Now, I do know a few things about it. For example, it’s “Revelation” not “Revelations.” Singular. Every time.
And “apocalypse” doesn’t mean “the disaster that ends the world.” It means “revelation.” That is, it refers to something previously unknown being revealed. Continue reading
Christianity Today recently published the results of a broadly based study on megachurches (churches with attendance over 2,000) by Leadership Network and Hartford Institute, including comparisons with smaller churches.
Even though there are very few megachurches within the Churches of Christ, the study is filled with helpful information.
In 2005, almost all (96%) of the people attending megachurches came every week, according to the researchers’ previous survey. By 2015, that figure dropped to 82 percent.
Don’t tell me you haven’t notice the same trend in your non-megachurch. This is surely a nationwide phenomenon. Why? The study doesn’t say, but that won’t keep me from speculating. Continue reading
(Rom. 11:25-26 ESV) 25 Lest you be wise in your own sight, I do not want you to be unaware of this mystery, brothers: a partial hardening has come upon [ethnic] Israel, until the fullness of the Gentiles has come in. 26 And in this way all Israel will be saved, as it is written, “The Deliverer will come from Zion, he will banish ungodliness from Jacob”;
It’s a mistake, I think, to assume that the fullness of the Gentiles’ salvation (Rom 11:25) is the Second Coming. It’s far more likely that it happened fairly early in the church’s history. After all, if Paul is right, God only needed enough time to make the Jews jealous of the Gentiles’ salvation (Rom 10:19-21). And why delay the entry of the Jews until the end of the age? This wouldn’t do much good for most Jews.
The destruction of Jerusalem in AD 70 is a possible time, and may be exactly when this happened. It’s possible that many Jews converted to Christianity in the wake of God’s obvious rejection of the Jews when the Temple was pulled down by Roman grappling hooks. But history doesn’t speak either way. It’s a good possibility and would fit well with Paul’s anticipation that it could happen as quickly as during his own life.
But there’s another possibility that interesting to consider. Little studied in American history classes, much less in Sunday school, and even not in most theological courses, is the very important Bar Kochba (or Kokhba) rebellion. Around 132 AD, the Jews rebelled a second time, this time under Emperor Hadrian. Continue reading

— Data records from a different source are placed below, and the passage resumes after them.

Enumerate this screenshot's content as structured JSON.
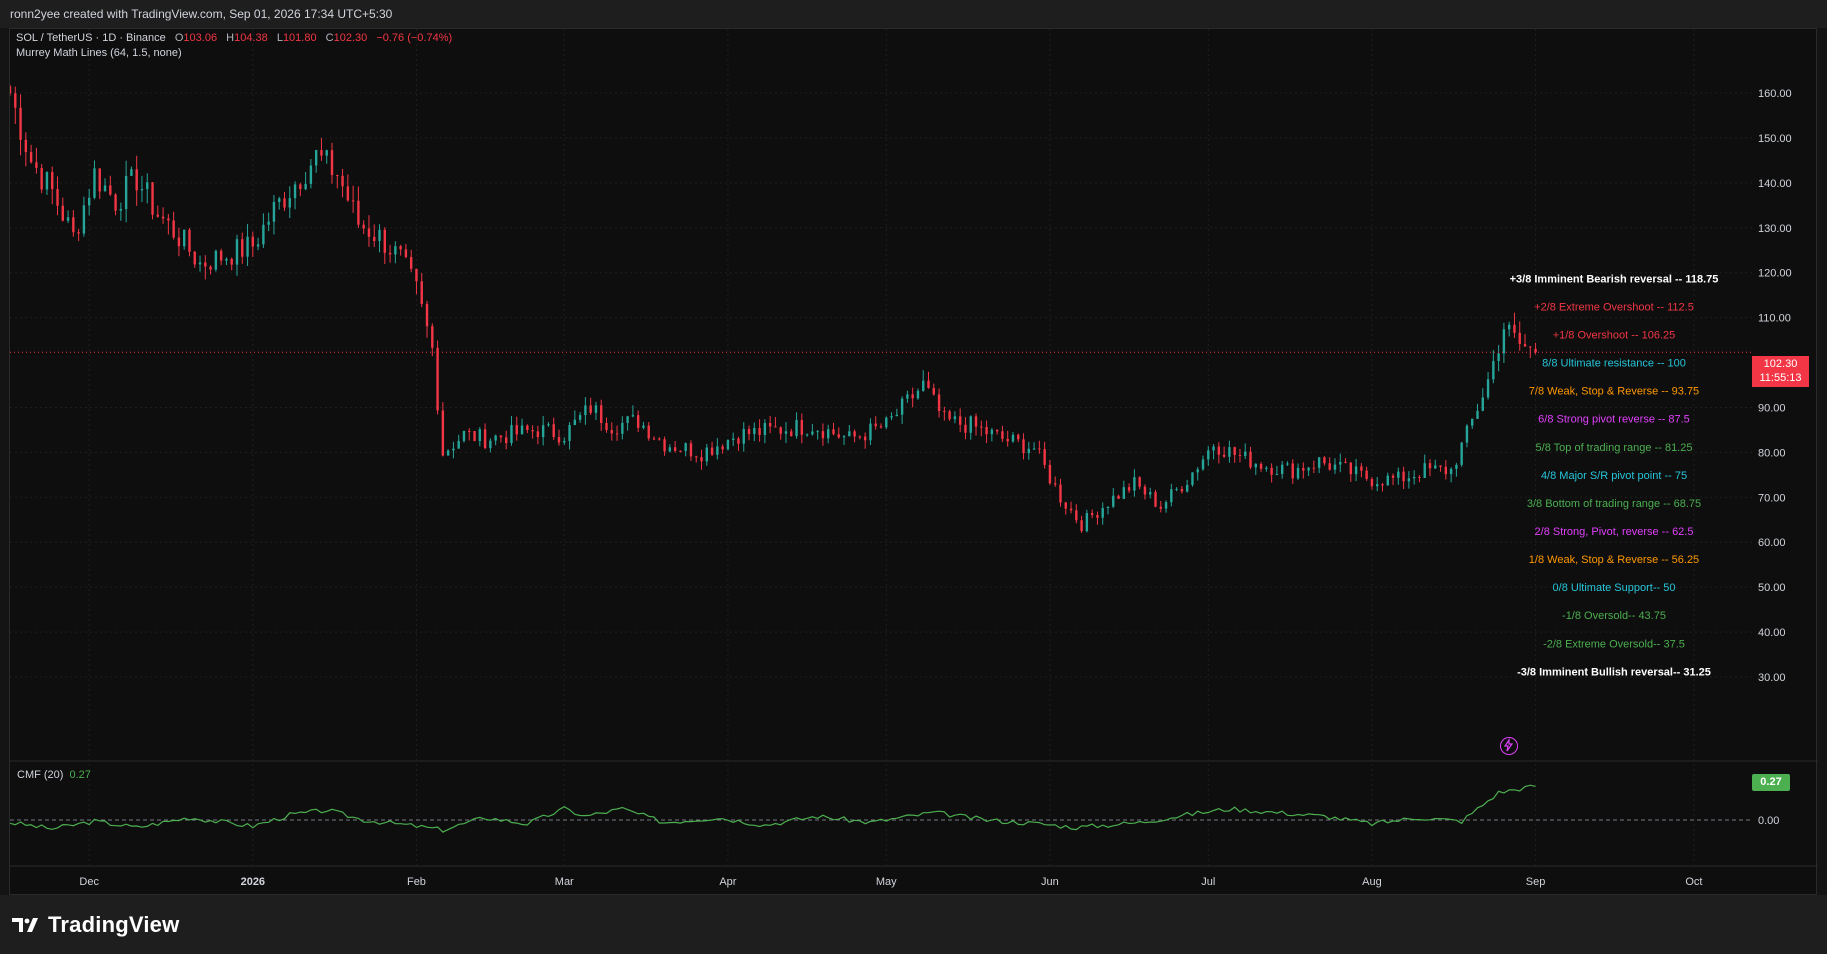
{
  "header": {
    "text": "ronn2yee created with TradingView.com, Sep 01, 2026 17:34 UTC+5:30"
  },
  "legend": {
    "symbol": "SOL / TetherUS · 1D · Binance",
    "o_label": "O",
    "o_value": "103.06",
    "h_label": "H",
    "h_value": "104.38",
    "l_label": "L",
    "l_value": "101.80",
    "c_label": "C",
    "c_value": "102.30",
    "change": "−0.76 (−0.74%)",
    "indicator": "Murrey Math Lines (64, 1.5, none)"
  },
  "price_axis": {
    "labels": [
      "160.00",
      "150.00",
      "140.00",
      "130.00",
      "120.00",
      "110.00",
      "90.00",
      "80.00",
      "70.00",
      "60.00",
      "50.00",
      "40.00",
      "30.00"
    ],
    "current_price": "102.30",
    "countdown": "11:55:13"
  },
  "time_axis": {
    "labels": [
      "Dec",
      "2026",
      "Feb",
      "Mar",
      "Apr",
      "May",
      "Jun",
      "Jul",
      "Aug",
      "Sep",
      "Oct"
    ]
  },
  "murrey_levels": [
    {
      "text": "+3/8 Imminent Bearish reversal --  118.75",
      "color": "#ffffff",
      "value": 118.75,
      "bold": true
    },
    {
      "text": "+2/8 Extreme Overshoot --  112.5",
      "color": "#f23645",
      "value": 112.5
    },
    {
      "text": "+1/8 Overshoot --  106.25",
      "color": "#f23645",
      "value": 106.25
    },
    {
      "text": "8/8 Ultimate resistance --  100",
      "color": "#26c6da",
      "value": 100
    },
    {
      "text": "7/8 Weak, Stop & Reverse --  93.75",
      "color": "#ff9800",
      "value": 93.75
    },
    {
      "text": "6/8 Strong pivot reverse --  87.5",
      "color": "#e040fb",
      "value": 87.5
    },
    {
      "text": "5/8 Top of trading range --  81.25",
      "color": "#4caf50",
      "value": 81.25
    },
    {
      "text": "4/8 Major S/R pivot point --  75",
      "color": "#26c6da",
      "value": 75
    },
    {
      "text": "3/8 Bottom of trading range --  68.75",
      "color": "#4caf50",
      "value": 68.75
    },
    {
      "text": "2/8 Strong, Pivot, reverse --  62.5",
      "color": "#e040fb",
      "value": 62.5
    },
    {
      "text": "1/8 Weak, Stop & Reverse --  56.25",
      "color": "#ff9800",
      "value": 56.25
    },
    {
      "text": "0/8 Ultimate Support--  50",
      "color": "#26c6da",
      "value": 50
    },
    {
      "text": "-1/8 Oversold--  43.75",
      "color": "#4caf50",
      "value": 43.75
    },
    {
      "text": "-2/8 Extreme Oversold--  37.5",
      "color": "#4caf50",
      "value": 37.5
    },
    {
      "text": "-3/8 Imminent Bullish reversal--  31.25",
      "color": "#ffffff",
      "value": 31.25,
      "bold": true
    }
  ],
  "cmf": {
    "label": "CMF (20)",
    "value": "0.27",
    "zero_label": "0.00"
  },
  "footer": {
    "brand": "TradingView"
  },
  "colors": {
    "up": "#26a69a",
    "down": "#f23645",
    "cmf": "#4caf50",
    "grid": "#1f1f1f",
    "background": "#0e0e0e"
  },
  "chart_data": {
    "type": "candlestick",
    "symbol": "SOL / TetherUS",
    "interval": "1D",
    "x_range": [
      "2025-11-16",
      "2026-10-12"
    ],
    "ylim": [
      25,
      165
    ],
    "close_path": [
      [
        "2025-11-16",
        160
      ],
      [
        "2025-11-20",
        145
      ],
      [
        "2025-11-24",
        138
      ],
      [
        "2025-11-28",
        128
      ],
      [
        "2025-12-02",
        142
      ],
      [
        "2025-12-06",
        136
      ],
      [
        "2025-12-10",
        141
      ],
      [
        "2025-12-14",
        133
      ],
      [
        "2025-12-18",
        128
      ],
      [
        "2025-12-22",
        122
      ],
      [
        "2025-12-27",
        124
      ],
      [
        "2026-01-01",
        126
      ],
      [
        "2026-01-05",
        134
      ],
      [
        "2026-01-09",
        140
      ],
      [
        "2026-01-13",
        146
      ],
      [
        "2026-01-17",
        142
      ],
      [
        "2026-01-21",
        131
      ],
      [
        "2026-01-25",
        128
      ],
      [
        "2026-01-29",
        123
      ],
      [
        "2026-02-01",
        116
      ],
      [
        "2026-02-04",
        103
      ],
      [
        "2026-02-06",
        80
      ],
      [
        "2026-02-10",
        84
      ],
      [
        "2026-02-14",
        83
      ],
      [
        "2026-02-19",
        84
      ],
      [
        "2026-02-24",
        85
      ],
      [
        "2026-03-01",
        84
      ],
      [
        "2026-03-06",
        90
      ],
      [
        "2026-03-10",
        86
      ],
      [
        "2026-03-15",
        87
      ],
      [
        "2026-03-20",
        82
      ],
      [
        "2026-03-27",
        80
      ],
      [
        "2026-04-03",
        84
      ],
      [
        "2026-04-10",
        85
      ],
      [
        "2026-04-17",
        86
      ],
      [
        "2026-04-24",
        83
      ],
      [
        "2026-05-01",
        86
      ],
      [
        "2026-05-08",
        95
      ],
      [
        "2026-05-12",
        87
      ],
      [
        "2026-05-17",
        86
      ],
      [
        "2026-05-23",
        83
      ],
      [
        "2026-05-29",
        81
      ],
      [
        "2026-06-03",
        70
      ],
      [
        "2026-06-07",
        64
      ],
      [
        "2026-06-12",
        69
      ],
      [
        "2026-06-17",
        73
      ],
      [
        "2026-06-22",
        68
      ],
      [
        "2026-06-27",
        74
      ],
      [
        "2026-07-02",
        82
      ],
      [
        "2026-07-07",
        79
      ],
      [
        "2026-07-12",
        77
      ],
      [
        "2026-07-17",
        76
      ],
      [
        "2026-07-22",
        78
      ],
      [
        "2026-07-27",
        76
      ],
      [
        "2026-08-01",
        74
      ],
      [
        "2026-08-06",
        74
      ],
      [
        "2026-08-11",
        76
      ],
      [
        "2026-08-16",
        76
      ],
      [
        "2026-08-19",
        84
      ],
      [
        "2026-08-23",
        96
      ],
      [
        "2026-08-26",
        108
      ],
      [
        "2026-08-29",
        104
      ],
      [
        "2026-09-01",
        102.3
      ]
    ],
    "cmf_ylim": [
      -0.45,
      0.45
    ],
    "cmf_path": [
      [
        "2025-11-16",
        -0.02
      ],
      [
        "2025-11-24",
        -0.07
      ],
      [
        "2025-12-02",
        -0.01
      ],
      [
        "2025-12-10",
        -0.06
      ],
      [
        "2025-12-20",
        0.02
      ],
      [
        "2026-01-01",
        -0.05
      ],
      [
        "2026-01-08",
        0.04
      ],
      [
        "2026-01-15",
        0.08
      ],
      [
        "2026-01-22",
        0.0
      ],
      [
        "2026-02-01",
        -0.05
      ],
      [
        "2026-02-06",
        -0.08
      ],
      [
        "2026-02-14",
        0.02
      ],
      [
        "2026-02-22",
        -0.03
      ],
      [
        "2026-03-01",
        0.09
      ],
      [
        "2026-03-05",
        0.03
      ],
      [
        "2026-03-12",
        0.09
      ],
      [
        "2026-03-20",
        -0.02
      ],
      [
        "2026-03-30",
        0.02
      ],
      [
        "2026-04-08",
        -0.04
      ],
      [
        "2026-04-18",
        0.03
      ],
      [
        "2026-04-28",
        -0.02
      ],
      [
        "2026-05-10",
        0.06
      ],
      [
        "2026-05-20",
        0.0
      ],
      [
        "2026-05-30",
        -0.03
      ],
      [
        "2026-06-06",
        -0.06
      ],
      [
        "2026-06-18",
        -0.02
      ],
      [
        "2026-06-28",
        0.05
      ],
      [
        "2026-07-05",
        0.09
      ],
      [
        "2026-07-14",
        0.06
      ],
      [
        "2026-07-23",
        0.03
      ],
      [
        "2026-08-01",
        -0.03
      ],
      [
        "2026-08-10",
        0.02
      ],
      [
        "2026-08-18",
        -0.01
      ],
      [
        "2026-08-25",
        0.22
      ],
      [
        "2026-08-30",
        0.26
      ],
      [
        "2026-09-01",
        0.27
      ]
    ]
  }
}
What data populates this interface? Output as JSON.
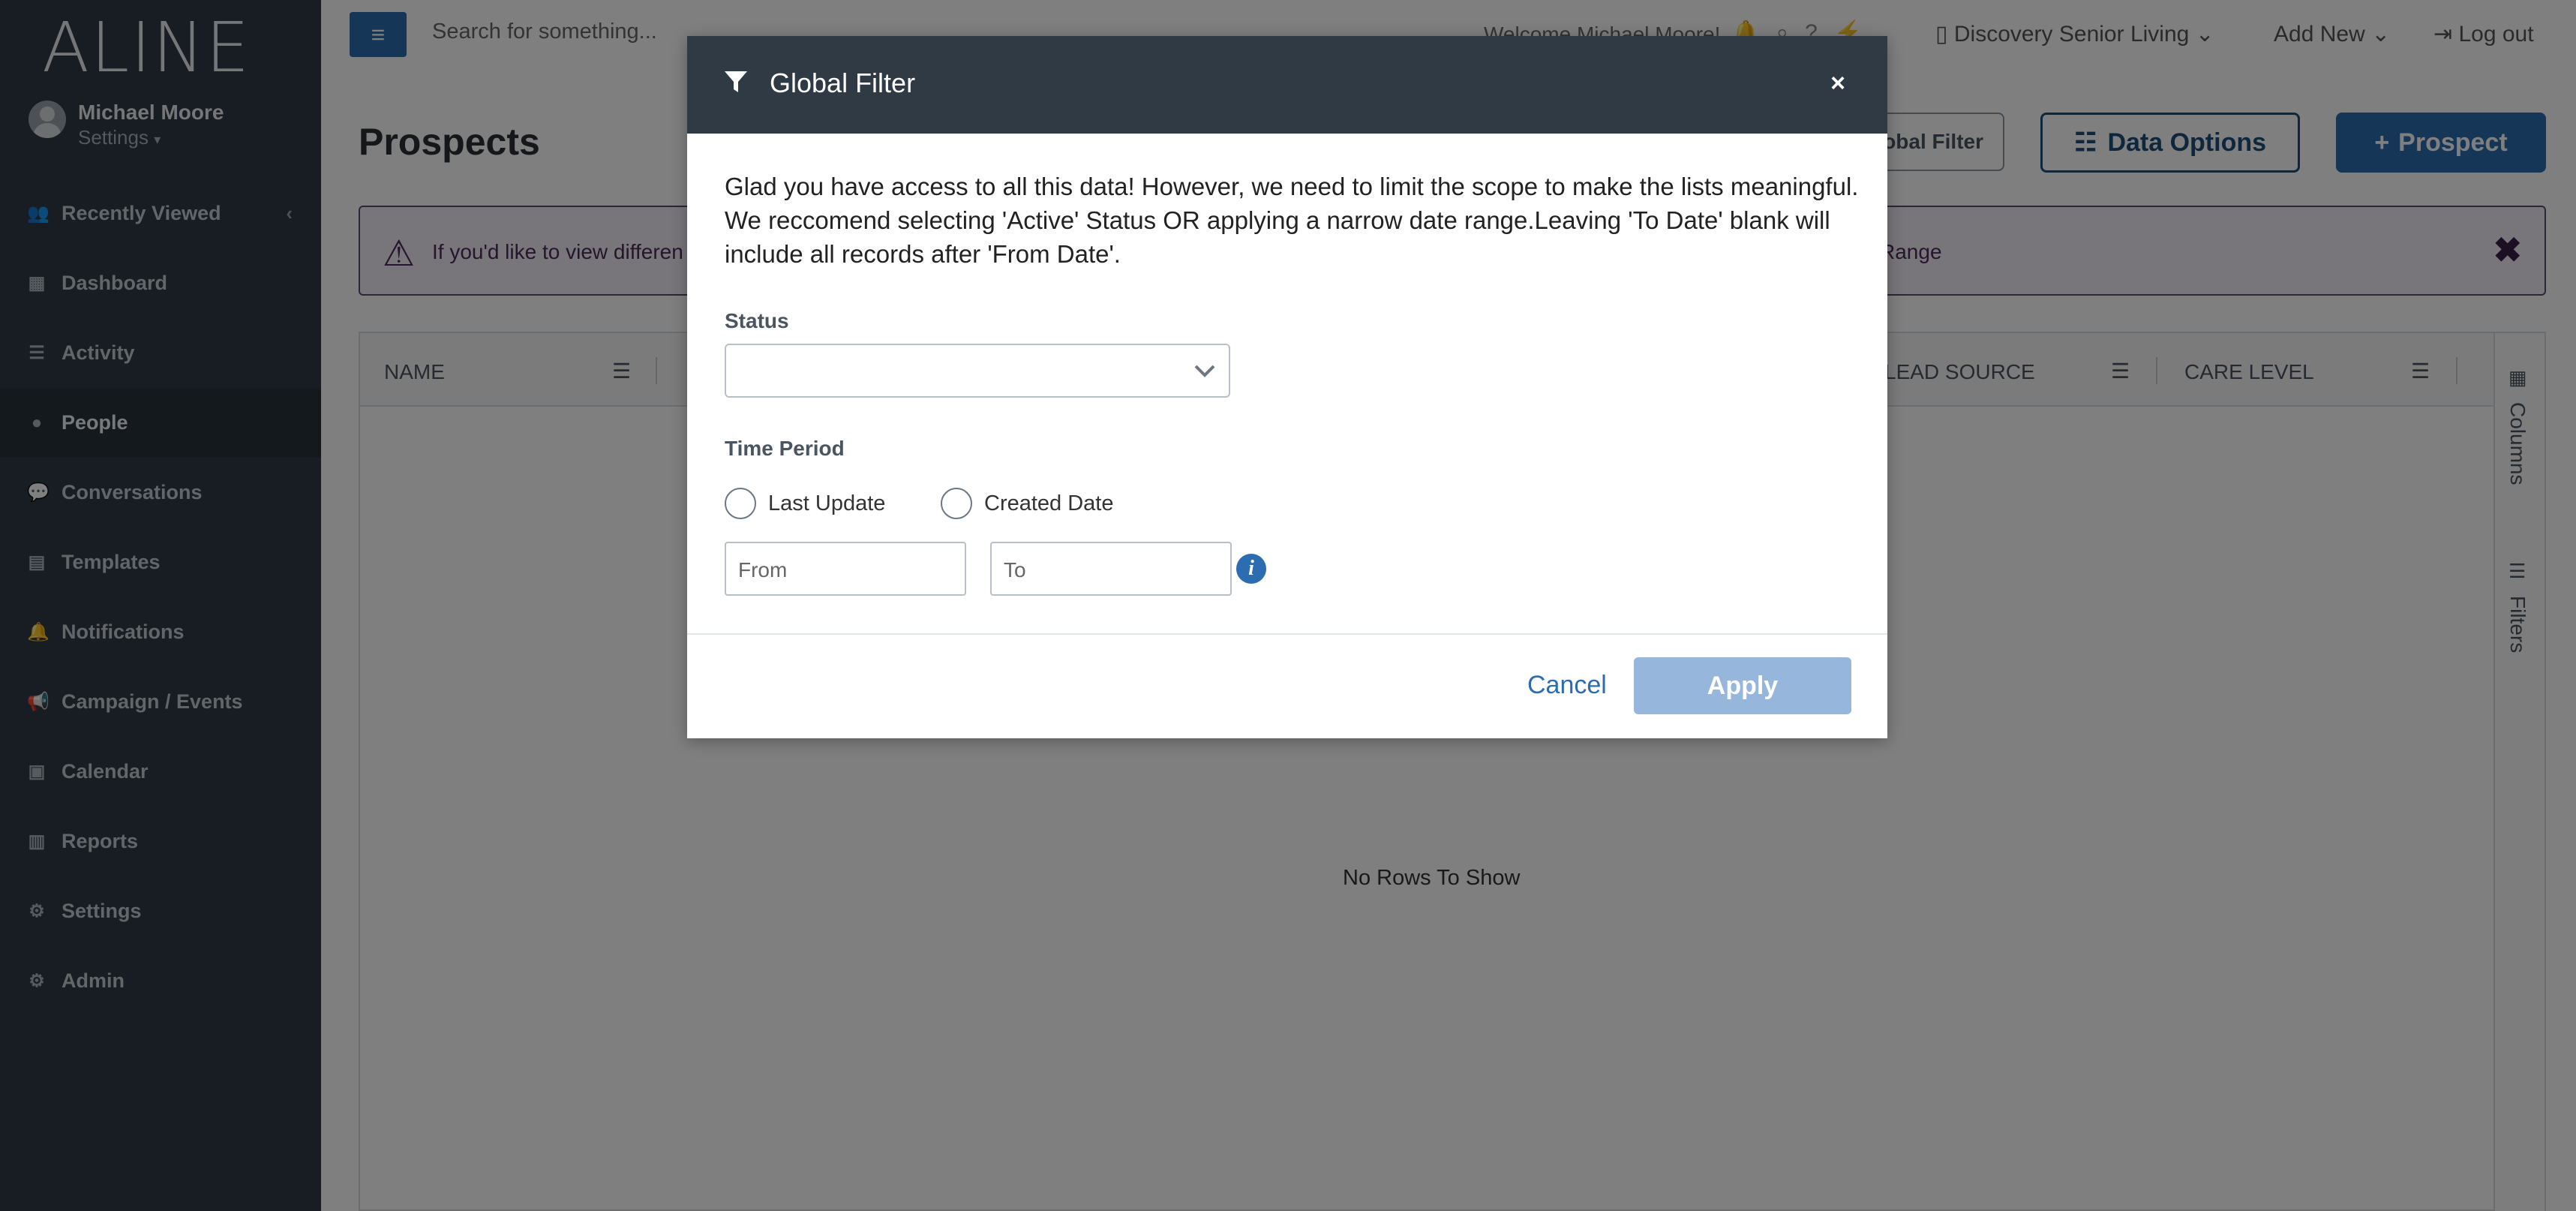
{
  "app": {
    "logo": "ALINE"
  },
  "user": {
    "name": "Michael Moore",
    "settings_label": "Settings"
  },
  "nav": {
    "items": [
      {
        "label": "Recently Viewed",
        "icon": "users-icon"
      },
      {
        "label": "Dashboard",
        "icon": "dashboard-icon"
      },
      {
        "label": "Activity",
        "icon": "activity-icon"
      },
      {
        "label": "People",
        "icon": "person-icon"
      },
      {
        "label": "Conversations",
        "icon": "chat-icon"
      },
      {
        "label": "Templates",
        "icon": "file-icon"
      },
      {
        "label": "Notifications",
        "icon": "bell-icon"
      },
      {
        "label": "Campaign / Events",
        "icon": "megaphone-icon"
      },
      {
        "label": "Calendar",
        "icon": "calendar-icon"
      },
      {
        "label": "Reports",
        "icon": "bar-chart-icon"
      },
      {
        "label": "Settings",
        "icon": "gear-icon"
      },
      {
        "label": "Admin",
        "icon": "admin-gears-icon"
      }
    ],
    "active": "People"
  },
  "topbar": {
    "search_placeholder": "Search for something...",
    "welcome": "Welcome Michael Moore!",
    "community": "Discovery Senior Living",
    "add_new": "Add New",
    "logout": "Log out"
  },
  "page": {
    "title": "Prospects",
    "global_filter_btn": "Global Filter",
    "data_options_btn": "Data Options",
    "prospect_btn": "Prospect"
  },
  "alert": {
    "text_start": "If you'd like to view differen",
    "text_end": "Range"
  },
  "grid": {
    "columns": [
      "NAME",
      "LEAD SOURCE",
      "CARE LEVEL"
    ],
    "empty_text": "No Rows To Show",
    "side_tabs": [
      "Columns",
      "Filters"
    ]
  },
  "modal": {
    "title": "Global Filter",
    "close": "×",
    "description": "Glad you have access to all this data! However, we need to limit the scope to make the lists meaningful. We reccomend selecting 'Active' Status OR applying a narrow date range.Leaving 'To Date' blank will include all records after 'From Date'.",
    "status_label": "Status",
    "status_value": "",
    "time_period_label": "Time Period",
    "radio_last_update": "Last Update",
    "radio_created_date": "Created Date",
    "from_placeholder": "From",
    "to_placeholder": "To",
    "cancel": "Cancel",
    "apply": "Apply"
  },
  "colors": {
    "sidebar": "#2f3a44",
    "primary": "#2c6cb0",
    "apply_disabled": "#97b6db",
    "alert_bg": "#f3ecf6"
  }
}
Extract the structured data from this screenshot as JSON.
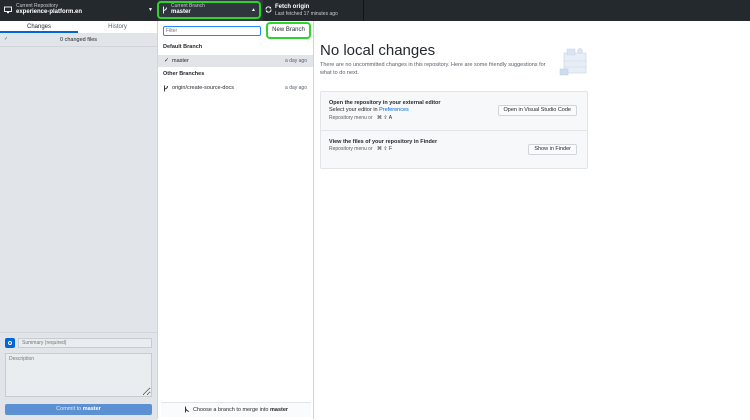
{
  "toolbar": {
    "repo_label": "Current Repository",
    "repo_name": "experience-platform.en",
    "branch_label": "Current Branch",
    "branch_name": "master",
    "fetch_title": "Fetch origin",
    "fetch_sub": "Last fetched 17 minutes ago"
  },
  "sidebar": {
    "tabs": [
      {
        "label": "Changes"
      },
      {
        "label": "History"
      }
    ],
    "changed_files": "0 changed files",
    "summary_placeholder": "Summary (required)",
    "description_placeholder": "Description",
    "commit_prefix": "Commit to",
    "commit_branch": "master",
    "avatar_color": "#0366d6"
  },
  "branch_panel": {
    "filter_placeholder": "Filter",
    "new_branch_label": "New Branch",
    "default_group": "Default Branch",
    "other_group": "Other Branches",
    "branches": [
      {
        "name": "master",
        "age": "a day ago",
        "selected": true
      },
      {
        "name": "origin/create-source-docs",
        "age": "a day ago",
        "selected": false
      }
    ],
    "merge_prefix": "Choose a branch to merge into",
    "merge_branch": "master"
  },
  "main": {
    "title": "No local changes",
    "description": "There are no uncommitted changes in this repository. Here are some friendly suggestions for what to do next.",
    "cards": [
      {
        "title": "Open the repository in your external editor",
        "sub_prefix": "Select your editor in",
        "sub_link": "Preferences",
        "hint": "Repository menu or",
        "keys": "⌘  ⇧  A",
        "button": "Open in Visual Studio Code"
      },
      {
        "title": "View the files of your repository in Finder",
        "sub_prefix": "",
        "sub_link": "",
        "hint": "Repository menu or",
        "keys": "⌘  ⇧  F",
        "button": "Show in Finder"
      }
    ]
  },
  "colors": {
    "toolbar_bg": "#24292e",
    "highlight_green": "#2fd42a",
    "accent_blue": "#0366d6"
  }
}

(Rom. 11:30-32 ESV) 30 For just as you [Gentiles] were at one time disobedient to God but now have received mercy because of their disobedience, 31 so they [the Jews] too have now been disobedient in order that by the mercy shown to you [Gentiles] they [the Jews] also may now receive mercy. 32 For God has consigned all to disobedience, that he may have mercy on all.
Paul’s riddles just keep on coming. After contrasting God’s view of the unbelieving Jews as enemies of God who are beloved by God, he now speaks of the Gentiles’ being saved “because of their disobedience.” This doesn’t fit Calvinism very well, because they were supposedly elect long before they disobeyed. But it’s also hardly what you’d expect to hear from an Arminian pulpit! Saved because of disobedience? not despite their disobedience?
Absolutely. Both the Gentiles and the Jews are saved after a period of disobedience — which both are guilty of even at the time of Paul’s writing. The difference is that the Gentiles are repenting of their disobedience in much greater proportions.
God doesn’t save us because we’re good. God saves us because we need saving. And both Jews and Gentiles desperately needed God’s salvation. Continue reading
(Rom. 11:26-27 ESV) 26 And in this way all Israel will be saved, as it is written, “The Deliverer will come from Zion, he will banish ungodliness from Jacob”; 27 “and this will be my covenant with them when I take away their sins.”
As tempting as it is to skip Paul’s OT quotations, by now we’ve learned that we must consider his references in their own context to understand Paul’s meaning most fully. He quotes a portion of a passage to refer to its larger context. Continue reading